* What you will do
If a line of the data below holds the string "package", copy it.

* Record extracts
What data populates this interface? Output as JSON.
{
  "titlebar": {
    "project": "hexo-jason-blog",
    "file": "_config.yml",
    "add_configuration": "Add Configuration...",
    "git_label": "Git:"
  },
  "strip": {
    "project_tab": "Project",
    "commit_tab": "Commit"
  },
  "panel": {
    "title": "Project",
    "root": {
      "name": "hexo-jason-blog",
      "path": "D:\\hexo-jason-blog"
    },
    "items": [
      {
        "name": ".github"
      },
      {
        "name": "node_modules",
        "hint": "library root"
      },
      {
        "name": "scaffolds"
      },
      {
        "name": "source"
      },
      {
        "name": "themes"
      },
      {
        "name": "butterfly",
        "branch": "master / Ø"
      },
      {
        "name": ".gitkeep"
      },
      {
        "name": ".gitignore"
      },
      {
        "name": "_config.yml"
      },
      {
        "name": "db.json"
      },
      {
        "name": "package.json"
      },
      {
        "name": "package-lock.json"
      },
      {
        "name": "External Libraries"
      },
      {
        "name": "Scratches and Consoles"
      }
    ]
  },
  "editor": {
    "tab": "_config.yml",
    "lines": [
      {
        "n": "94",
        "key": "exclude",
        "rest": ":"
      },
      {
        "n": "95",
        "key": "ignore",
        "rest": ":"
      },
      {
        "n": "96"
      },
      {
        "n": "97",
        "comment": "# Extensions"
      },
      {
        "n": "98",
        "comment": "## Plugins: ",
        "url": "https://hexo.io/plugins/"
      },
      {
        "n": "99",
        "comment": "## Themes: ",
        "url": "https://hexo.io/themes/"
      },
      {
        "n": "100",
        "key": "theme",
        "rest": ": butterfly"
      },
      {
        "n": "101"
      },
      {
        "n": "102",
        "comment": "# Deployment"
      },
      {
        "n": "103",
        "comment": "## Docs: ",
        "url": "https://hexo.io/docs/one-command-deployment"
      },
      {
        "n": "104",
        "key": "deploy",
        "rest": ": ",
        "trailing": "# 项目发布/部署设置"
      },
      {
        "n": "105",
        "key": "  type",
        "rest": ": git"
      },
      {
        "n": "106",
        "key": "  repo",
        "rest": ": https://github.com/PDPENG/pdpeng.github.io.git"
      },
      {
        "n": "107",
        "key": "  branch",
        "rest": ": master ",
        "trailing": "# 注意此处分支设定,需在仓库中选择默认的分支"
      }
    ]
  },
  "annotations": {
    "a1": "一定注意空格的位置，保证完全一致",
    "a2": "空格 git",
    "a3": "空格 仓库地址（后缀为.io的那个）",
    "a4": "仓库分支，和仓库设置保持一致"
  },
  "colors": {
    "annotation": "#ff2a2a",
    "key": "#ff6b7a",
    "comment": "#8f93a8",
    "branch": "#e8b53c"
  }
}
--
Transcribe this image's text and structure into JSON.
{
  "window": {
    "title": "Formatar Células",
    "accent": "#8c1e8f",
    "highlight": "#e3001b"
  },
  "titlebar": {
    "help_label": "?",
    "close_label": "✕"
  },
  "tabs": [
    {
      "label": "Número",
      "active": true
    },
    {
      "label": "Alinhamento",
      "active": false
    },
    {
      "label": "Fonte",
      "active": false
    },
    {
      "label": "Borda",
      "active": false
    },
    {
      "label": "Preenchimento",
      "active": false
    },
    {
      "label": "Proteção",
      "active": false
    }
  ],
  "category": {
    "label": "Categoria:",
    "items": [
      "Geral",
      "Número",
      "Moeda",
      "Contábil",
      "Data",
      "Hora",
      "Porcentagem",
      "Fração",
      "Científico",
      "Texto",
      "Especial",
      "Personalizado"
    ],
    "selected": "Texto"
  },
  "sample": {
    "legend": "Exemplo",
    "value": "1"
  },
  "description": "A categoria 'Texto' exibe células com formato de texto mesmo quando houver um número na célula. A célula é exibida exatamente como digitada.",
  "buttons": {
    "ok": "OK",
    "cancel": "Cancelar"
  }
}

* Response to the exercise
        "name": "package.json"
        "name": "package-lock.json"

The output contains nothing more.